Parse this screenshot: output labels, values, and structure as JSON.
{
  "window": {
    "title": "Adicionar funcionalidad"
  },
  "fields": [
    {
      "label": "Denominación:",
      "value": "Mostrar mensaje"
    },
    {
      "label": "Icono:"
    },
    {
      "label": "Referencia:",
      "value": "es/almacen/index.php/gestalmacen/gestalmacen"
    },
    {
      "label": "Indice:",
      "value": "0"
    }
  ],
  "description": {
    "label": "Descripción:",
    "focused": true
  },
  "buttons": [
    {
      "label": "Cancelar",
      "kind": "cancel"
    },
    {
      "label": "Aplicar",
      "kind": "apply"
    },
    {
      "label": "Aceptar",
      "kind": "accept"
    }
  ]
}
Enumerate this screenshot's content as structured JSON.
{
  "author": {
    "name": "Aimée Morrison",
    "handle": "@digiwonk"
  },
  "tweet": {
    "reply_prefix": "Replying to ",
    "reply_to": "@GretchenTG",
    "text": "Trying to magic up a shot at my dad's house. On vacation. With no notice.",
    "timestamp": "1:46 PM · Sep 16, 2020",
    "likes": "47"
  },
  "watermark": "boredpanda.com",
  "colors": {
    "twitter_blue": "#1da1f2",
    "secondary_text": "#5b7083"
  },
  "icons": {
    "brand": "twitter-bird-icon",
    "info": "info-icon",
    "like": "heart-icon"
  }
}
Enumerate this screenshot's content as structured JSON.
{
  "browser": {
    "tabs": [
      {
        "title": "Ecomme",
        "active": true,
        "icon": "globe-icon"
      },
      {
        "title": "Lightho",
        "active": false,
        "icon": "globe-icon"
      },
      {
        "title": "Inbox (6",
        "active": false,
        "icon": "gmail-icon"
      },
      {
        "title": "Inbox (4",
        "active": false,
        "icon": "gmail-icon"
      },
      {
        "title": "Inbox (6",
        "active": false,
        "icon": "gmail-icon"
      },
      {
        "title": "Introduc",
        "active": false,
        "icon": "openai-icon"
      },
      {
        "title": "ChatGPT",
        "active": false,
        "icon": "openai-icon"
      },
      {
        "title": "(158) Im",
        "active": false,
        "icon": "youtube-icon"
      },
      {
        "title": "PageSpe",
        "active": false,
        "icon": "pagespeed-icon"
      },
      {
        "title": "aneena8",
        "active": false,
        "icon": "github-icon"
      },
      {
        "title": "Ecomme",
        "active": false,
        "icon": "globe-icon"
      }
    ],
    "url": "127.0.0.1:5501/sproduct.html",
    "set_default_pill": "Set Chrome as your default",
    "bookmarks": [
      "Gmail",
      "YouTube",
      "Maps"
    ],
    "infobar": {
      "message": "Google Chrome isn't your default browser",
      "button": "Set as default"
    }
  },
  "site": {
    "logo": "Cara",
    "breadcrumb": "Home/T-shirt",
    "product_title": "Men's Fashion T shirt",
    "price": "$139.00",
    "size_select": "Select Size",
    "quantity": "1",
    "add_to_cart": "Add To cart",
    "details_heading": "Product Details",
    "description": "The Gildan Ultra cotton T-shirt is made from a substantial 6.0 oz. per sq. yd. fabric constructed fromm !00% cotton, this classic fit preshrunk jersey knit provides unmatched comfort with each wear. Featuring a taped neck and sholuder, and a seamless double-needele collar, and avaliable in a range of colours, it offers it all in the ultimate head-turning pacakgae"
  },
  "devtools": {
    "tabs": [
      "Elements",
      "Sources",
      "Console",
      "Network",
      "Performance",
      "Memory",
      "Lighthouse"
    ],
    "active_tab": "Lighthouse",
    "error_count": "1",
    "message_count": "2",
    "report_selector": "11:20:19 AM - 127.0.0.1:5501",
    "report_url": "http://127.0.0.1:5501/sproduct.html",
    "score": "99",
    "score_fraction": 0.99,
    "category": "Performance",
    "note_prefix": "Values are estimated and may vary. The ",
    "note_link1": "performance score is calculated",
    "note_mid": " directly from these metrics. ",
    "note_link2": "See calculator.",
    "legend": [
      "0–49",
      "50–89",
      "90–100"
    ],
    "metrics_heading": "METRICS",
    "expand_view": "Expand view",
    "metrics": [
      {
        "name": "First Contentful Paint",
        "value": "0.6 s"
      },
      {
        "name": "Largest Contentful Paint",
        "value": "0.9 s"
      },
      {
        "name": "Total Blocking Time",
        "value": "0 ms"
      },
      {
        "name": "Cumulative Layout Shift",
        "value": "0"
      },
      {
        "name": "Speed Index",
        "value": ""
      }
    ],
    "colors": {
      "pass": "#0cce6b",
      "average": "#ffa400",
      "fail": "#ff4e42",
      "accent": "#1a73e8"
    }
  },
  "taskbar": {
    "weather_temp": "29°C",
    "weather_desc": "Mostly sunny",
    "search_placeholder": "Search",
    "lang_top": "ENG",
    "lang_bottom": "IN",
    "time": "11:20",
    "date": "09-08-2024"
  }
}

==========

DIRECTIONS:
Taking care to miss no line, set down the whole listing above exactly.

OUTPUT FOR THIS TASK:
Parse this screenshot: output labels, values, and structure as JSON.
{
  "window": {
    "title": "Adicionar funcionalidad"
  },
  "fields": [
    {
      "label": "Denominación:",
      "value": "Mostrar mensaje"
    },
    {
      "label": "Icono:"
    },
    {
      "label": "Referencia:",
      "value": "es/almacen/index.php/gestalmacen/gestalmacen"
    },
    {
      "label": "Indice:",
      "value": "0"
    }
  ],
  "description": {
    "label": "Descripción:",
    "focused": true
  },
  "buttons": [
    {
      "label": "Cancelar",
      "kind": "cancel"
    },
    {
      "label": "Aplicar",
      "kind": "apply"
    },
    {
      "label": "Aceptar",
      "kind": "accept"
    }
  ]
}
Enumerate this screenshot's content as structured JSON.
{
  "author": {
    "name": "Aimée Morrison",
    "handle": "@digiwonk"
  },
  "tweet": {
    "reply_prefix": "Replying to ",
    "reply_to": "@GretchenTG",
    "text": "Trying to magic up a shot at my dad's house. On vacation. With no notice.",
    "timestamp": "1:46 PM · Sep 16, 2020",
    "likes": "47"
  },
  "watermark": "boredpanda.com",
  "colors": {
    "twitter_blue": "#1da1f2",
    "secondary_text": "#5b7083"
  },
  "icons": {
    "brand": "twitter-bird-icon",
    "info": "info-icon",
    "like": "heart-icon"
  }
}
Enumerate this screenshot's content as structured JSON.
{
  "browser": {
    "tabs": [
      {
        "title": "Ecomme",
        "active": true,
        "icon": "globe-icon"
      },
      {
        "title": "Lightho",
        "active": false,
        "icon": "globe-icon"
      },
      {
        "title": "Inbox (6",
        "active": false,
        "icon": "gmail-icon"
      },
      {
        "title": "Inbox (4",
        "active": false,
        "icon": "gmail-icon"
      },
      {
        "title": "Inbox (6",
        "active": false,
        "icon": "gmail-icon"
      },
      {
        "title": "Introduc",
        "active": false,
        "icon": "openai-icon"
      },
      {
        "title": "ChatGPT",
        "active": false,
        "icon": "openai-icon"
      },
      {
        "title": "(158) Im",
        "active": false,
        "icon": "youtube-icon"
      },
      {
        "title": "PageSpe",
        "active": false,
        "icon": "pagespeed-icon"
      },
      {
        "title": "aneena8",
        "active": false,
        "icon": "github-icon"
      },
      {
        "title": "Ecomme",
        "active": false,
        "icon": "globe-icon"
      }
    ],
    "url": "127.0.0.1:5501/sproduct.html",
    "set_default_pill": "Set Chrome as your default",
    "bookmarks": [
      "Gmail",
      "YouTube",
      "Maps"
    ],
    "infobar": {
      "message": "Google Chrome isn't your default browser",
      "button": "Set as default"
    }
  },
  "site": {
    "logo": "Cara",
    "breadcrumb": "Home/T-shirt",
    "product_title": "Men's Fashion T shirt",
    "price": "$139.00",
    "size_select": "Select Size",
    "quantity": "1",
    "add_to_cart": "Add To cart",
    "details_heading": "Product Details",
    "description": "The Gildan Ultra cotton T-shirt is made from a substantial 6.0 oz. per sq. yd. fabric constructed fromm !00% cotton, this classic fit preshrunk jersey knit provides unmatched comfort with each wear. Featuring a taped neck and sholuder, and a seamless double-needele collar, and avaliable in a range of colours, it offers it all in the ultimate head-turning pacakgae"
  },
  "devtools": {
    "tabs": [
      "Elements",
      "Sources",
      "Console",
      "Network",
      "Performance",
      "Memory",
      "Lighthouse"
    ],
    "active_tab": "Lighthouse",
    "error_count": "1",
    "message_count": "2",
    "report_selector": "11:20:19 AM - 127.0.0.1:5501",
    "report_url": "http://127.0.0.1:5501/sproduct.html",
    "score": "99",
    "score_fraction": 0.99,
    "category": "Performance",
    "note_prefix": "Values are estimated and may vary. The ",
    "note_link1": "performance score is calculated",
    "note_mid": " directly from these metrics. ",
    "note_link2": "See calculator.",
    "legend": [
      "0–49",
      "50–89",
      "90–100"
    ],
    "metrics_heading": "METRICS",
    "expand_view": "Expand view",
    "metrics": [
      {
        "name": "First Contentful Paint",
        "value": "0.6 s"
      },
      {
        "name": "Largest Contentful Paint",
        "value": "0.9 s"
      },
      {
        "name": "Total Blocking Time",
        "value": "0 ms"
      },
      {
        "name": "Cumulative Layout Shift",
        "value": "0"
      },
      {
        "name": "Speed Index",
        "value": ""
      }
    ],
    "colors": {
      "pass": "#0cce6b",
      "average": "#ffa400",
      "fail": "#ff4e42",
      "accent": "#1a73e8"
    }
  },
  "taskbar": {
    "weather_temp": "29°C",
    "weather_desc": "Mostly sunny",
    "search_placeholder": "Search",
    "lang_top": "ENG",
    "lang_bottom": "IN",
    "time": "11:20",
    "date": "09-08-2024"
  }
}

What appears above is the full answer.